Litigants in today’s showdown over U.S. EPA’s landmark Clean Power Plan have spent the past week writing opinion pieces, sending email blasts and hitting the public appearance circuit to vouch for their respective sides.
The common message: They’re confident they’ll win.
Speaking on a panel yesterday, West Virginia Attorney General Patrick Morrisey (R) said he is convinced his coalition of states will prevail in its massive challenge to the rule, which aims to cut carbon emissions from power plants. In fact, he said, his side might just win over the whole roster of judges at the U.S. Court of Appeals for the District of Columbia Circuit.
"We’re hopeful that our arguments are so compelling that they’re going to reach all 10 judges sitting on the panel," he said in a Texas Public Policy Foundation discussion hosted by Grover Norquist’s Americans for Tax Reform.
With Chief Judge Merrick Garland sitting out of oral arguments, the en banc court includes six judges appointed by Democratic presidents and four appointed by Republican presidents.
Opponents of the Clean Power Plan say the rule exceeds EPA’s authority under the Clean Air Act and unconstitutionally treads on states’ regulatory turf. Defenders, meanwhile, say the rule is well within the bounds of the Clean Air Act and well-supported by legal precedent. Both sides say their arguments will transcend party lines and score a decisive win at the D.C. Circuit.
"They grossly misrepresent how the Plan works, and grossly exaggerate its impacts on the power sector," Natural Resources Defense Council attorney David Doniger wrote in a blog post Friday. "None of their legal arguments holds up."
Doniger and NRDC’s Lissa Lynch went on to assail their opponents’ various arguments, including the notion that the Clean Air Act bars pollution-cutting measures "beyond the fence line" of power plants.

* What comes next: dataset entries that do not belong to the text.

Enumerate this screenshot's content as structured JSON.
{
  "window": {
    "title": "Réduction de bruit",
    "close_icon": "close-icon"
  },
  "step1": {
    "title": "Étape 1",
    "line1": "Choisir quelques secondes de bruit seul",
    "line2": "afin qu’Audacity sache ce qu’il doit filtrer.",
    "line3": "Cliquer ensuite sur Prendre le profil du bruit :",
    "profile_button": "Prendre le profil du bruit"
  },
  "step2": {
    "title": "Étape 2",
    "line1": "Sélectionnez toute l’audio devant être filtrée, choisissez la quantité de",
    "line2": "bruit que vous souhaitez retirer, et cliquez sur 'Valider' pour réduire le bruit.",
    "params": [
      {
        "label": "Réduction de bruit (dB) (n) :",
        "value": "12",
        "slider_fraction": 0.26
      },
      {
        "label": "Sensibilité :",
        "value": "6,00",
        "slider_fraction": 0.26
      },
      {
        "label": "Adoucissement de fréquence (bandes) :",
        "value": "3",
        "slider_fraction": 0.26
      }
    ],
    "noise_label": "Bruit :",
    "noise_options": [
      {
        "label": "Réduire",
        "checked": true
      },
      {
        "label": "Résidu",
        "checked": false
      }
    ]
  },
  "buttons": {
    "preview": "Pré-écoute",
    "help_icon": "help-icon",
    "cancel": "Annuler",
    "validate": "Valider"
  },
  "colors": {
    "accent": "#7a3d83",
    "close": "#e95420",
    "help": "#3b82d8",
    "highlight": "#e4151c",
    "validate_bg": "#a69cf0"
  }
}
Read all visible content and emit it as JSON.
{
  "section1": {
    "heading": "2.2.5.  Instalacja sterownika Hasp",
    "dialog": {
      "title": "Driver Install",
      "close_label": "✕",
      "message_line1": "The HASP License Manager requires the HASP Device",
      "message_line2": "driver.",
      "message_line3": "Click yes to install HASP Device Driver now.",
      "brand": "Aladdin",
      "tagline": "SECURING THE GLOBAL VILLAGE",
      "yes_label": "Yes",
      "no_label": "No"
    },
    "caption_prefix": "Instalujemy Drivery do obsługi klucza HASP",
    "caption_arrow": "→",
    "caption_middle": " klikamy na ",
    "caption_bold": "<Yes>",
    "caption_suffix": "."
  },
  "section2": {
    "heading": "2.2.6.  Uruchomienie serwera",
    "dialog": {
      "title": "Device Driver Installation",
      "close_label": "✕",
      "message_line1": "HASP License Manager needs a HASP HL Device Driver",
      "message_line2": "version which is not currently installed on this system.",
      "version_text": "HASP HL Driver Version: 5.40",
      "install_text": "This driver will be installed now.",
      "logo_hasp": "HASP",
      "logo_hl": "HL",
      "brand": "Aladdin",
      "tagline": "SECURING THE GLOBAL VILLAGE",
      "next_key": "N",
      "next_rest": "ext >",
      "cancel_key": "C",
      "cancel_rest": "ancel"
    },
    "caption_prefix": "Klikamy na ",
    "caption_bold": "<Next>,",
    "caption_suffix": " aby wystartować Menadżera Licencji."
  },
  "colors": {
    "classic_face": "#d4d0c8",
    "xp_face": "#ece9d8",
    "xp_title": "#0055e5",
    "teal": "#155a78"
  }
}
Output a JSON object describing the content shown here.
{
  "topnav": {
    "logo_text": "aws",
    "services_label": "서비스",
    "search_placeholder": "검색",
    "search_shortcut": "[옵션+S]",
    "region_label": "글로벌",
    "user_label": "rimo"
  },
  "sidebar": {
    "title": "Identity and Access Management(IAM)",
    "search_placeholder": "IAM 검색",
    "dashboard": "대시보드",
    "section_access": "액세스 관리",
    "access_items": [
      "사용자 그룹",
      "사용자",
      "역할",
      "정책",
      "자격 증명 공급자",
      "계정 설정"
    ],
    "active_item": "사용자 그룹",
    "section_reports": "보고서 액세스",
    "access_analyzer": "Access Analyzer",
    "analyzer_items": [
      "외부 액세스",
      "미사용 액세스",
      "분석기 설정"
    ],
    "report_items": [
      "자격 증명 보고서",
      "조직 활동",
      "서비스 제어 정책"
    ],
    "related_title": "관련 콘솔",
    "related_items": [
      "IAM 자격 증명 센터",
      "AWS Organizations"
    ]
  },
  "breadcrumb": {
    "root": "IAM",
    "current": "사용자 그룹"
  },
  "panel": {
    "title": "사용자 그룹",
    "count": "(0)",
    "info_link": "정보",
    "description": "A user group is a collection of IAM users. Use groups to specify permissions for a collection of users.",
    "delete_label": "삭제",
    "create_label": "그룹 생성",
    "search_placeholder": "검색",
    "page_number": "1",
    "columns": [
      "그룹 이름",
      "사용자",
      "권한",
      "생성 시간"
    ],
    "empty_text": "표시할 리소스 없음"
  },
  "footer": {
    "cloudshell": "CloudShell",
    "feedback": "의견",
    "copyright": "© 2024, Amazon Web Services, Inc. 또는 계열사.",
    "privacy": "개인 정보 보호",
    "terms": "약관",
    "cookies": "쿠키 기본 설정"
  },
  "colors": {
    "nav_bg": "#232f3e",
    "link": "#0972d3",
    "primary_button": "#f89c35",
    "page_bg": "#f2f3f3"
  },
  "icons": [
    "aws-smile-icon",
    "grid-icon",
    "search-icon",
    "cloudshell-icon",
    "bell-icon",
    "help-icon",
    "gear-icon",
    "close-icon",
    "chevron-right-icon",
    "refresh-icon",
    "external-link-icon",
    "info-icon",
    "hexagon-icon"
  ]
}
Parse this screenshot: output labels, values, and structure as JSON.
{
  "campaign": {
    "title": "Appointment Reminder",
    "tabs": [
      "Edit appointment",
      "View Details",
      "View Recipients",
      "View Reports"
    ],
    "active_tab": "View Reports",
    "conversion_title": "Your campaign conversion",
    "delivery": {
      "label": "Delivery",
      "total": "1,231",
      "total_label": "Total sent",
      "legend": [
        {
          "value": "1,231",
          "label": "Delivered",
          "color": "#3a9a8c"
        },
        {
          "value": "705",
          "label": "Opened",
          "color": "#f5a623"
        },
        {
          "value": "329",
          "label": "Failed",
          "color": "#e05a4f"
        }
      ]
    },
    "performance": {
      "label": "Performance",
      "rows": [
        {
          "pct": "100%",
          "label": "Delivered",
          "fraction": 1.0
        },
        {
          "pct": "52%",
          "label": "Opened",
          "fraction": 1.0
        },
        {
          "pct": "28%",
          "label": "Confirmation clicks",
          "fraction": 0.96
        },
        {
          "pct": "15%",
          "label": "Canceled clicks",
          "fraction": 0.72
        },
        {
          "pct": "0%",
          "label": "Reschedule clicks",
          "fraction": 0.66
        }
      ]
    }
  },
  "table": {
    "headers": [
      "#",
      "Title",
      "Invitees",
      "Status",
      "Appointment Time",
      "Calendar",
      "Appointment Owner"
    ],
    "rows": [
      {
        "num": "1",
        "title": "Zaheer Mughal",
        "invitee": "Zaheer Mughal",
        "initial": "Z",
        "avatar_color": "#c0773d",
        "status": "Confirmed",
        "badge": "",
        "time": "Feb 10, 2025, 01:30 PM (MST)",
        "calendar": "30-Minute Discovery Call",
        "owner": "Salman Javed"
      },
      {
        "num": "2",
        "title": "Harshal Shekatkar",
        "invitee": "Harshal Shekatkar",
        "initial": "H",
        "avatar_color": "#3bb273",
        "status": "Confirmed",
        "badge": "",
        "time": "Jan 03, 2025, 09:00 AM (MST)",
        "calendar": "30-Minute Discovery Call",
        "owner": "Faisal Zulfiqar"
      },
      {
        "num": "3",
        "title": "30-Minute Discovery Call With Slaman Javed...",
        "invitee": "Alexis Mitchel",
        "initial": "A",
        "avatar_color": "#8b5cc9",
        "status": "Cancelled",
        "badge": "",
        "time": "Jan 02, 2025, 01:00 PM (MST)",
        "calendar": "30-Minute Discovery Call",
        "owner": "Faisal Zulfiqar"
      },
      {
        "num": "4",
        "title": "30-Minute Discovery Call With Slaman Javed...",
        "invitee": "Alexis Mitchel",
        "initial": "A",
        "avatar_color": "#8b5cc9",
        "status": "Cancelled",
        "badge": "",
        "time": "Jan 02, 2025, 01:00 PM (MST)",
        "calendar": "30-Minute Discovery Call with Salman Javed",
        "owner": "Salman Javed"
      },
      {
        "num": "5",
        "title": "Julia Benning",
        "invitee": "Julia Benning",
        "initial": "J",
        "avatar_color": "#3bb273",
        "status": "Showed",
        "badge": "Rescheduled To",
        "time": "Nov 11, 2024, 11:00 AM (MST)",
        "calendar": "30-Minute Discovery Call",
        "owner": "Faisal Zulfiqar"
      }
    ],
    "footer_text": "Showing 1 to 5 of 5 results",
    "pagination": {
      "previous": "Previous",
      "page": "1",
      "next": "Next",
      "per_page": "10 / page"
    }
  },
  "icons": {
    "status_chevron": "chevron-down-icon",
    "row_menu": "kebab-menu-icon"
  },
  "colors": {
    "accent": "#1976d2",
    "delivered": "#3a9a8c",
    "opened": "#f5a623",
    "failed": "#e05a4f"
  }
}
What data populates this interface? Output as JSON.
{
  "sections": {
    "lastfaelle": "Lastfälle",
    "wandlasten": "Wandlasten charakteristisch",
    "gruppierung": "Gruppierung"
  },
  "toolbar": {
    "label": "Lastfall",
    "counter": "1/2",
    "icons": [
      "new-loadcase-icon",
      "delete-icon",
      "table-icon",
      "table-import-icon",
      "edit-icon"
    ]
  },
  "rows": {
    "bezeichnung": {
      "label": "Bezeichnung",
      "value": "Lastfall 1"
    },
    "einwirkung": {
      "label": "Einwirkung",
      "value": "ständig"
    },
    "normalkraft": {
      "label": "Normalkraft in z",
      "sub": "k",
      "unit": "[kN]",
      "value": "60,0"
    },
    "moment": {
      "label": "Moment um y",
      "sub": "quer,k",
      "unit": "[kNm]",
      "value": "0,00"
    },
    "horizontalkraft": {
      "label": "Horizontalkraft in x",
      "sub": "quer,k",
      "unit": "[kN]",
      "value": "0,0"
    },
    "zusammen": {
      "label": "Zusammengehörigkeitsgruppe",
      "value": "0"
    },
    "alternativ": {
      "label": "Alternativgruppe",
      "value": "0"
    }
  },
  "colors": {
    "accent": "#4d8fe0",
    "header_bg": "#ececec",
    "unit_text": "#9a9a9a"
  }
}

"EPA determined that the combination of using of smokestack controls and pollution credits from shifting generation among plants makes up a well-demonstrated system of emission reduction, one that is widely used by the power industry both to meet internal targets and prior federal and state regulations," they wrote. "EPA decided that this familiar approach is the ‘best system of emission reduction’ for each carbon-emitting plant, and the agency then set emission rate limits that can be achieved at manifestly reasonable cost."
Constitutional lawyers fighting the Clean Power Plan took to The Wall Street Journal to make their case against the rule. In an op-ed, BakerHostetler attorneys David Rivkin Jr. and Andrew Grossman, who are representing Oklahoma against EPA, argued that the rule violates principles of federalism by commandeering states to fulfill federal goals. They rejected EPA’s argument that states are free to opt out of crafting a compliance plan and instead defer to a federal implementation plan.
"Whether or not the states choose to implement the plan directly, it leaves them no choice but to carry out the EPA’s federal climate policy," Rivkin and Grossman wrote. "That’s because the EPA can destroy but not create. It can regulate emissions of existing facilities, but it lacks the legal authority to facilitate the construction and integration of new power sources, which is ultimately the only way to achieve the plan’s aggressive targets."
Pulling no punches, they added: "The Clean Power Plan implicates every evil associated with unconstitutional commandeering."
Former EPA chief Christine Todd Whitman made counterarguments in her own opinion piece in Time magazine. The administrator, who served under George W. Bush, defended the rule, calling it legal, flexible and "in line with where the market is already going."
"First, the EPA’s authority to move forward with regulating carbon pollution under the Clean Air Act is not a matter of debate," she wrote. "EPA has authority, and it is in fact obligated to move forward."
Lawyers from both sides, meanwhile, remain busy with court filings. Just yesterday, three states urged the court to toss an argument raised last week by Clean Power Plan opponents who say California’s compliance plan confirms their fears that certain states will refuse to link emissions trading regimes with traditional coal states (E&ENews PM, Sept. 26).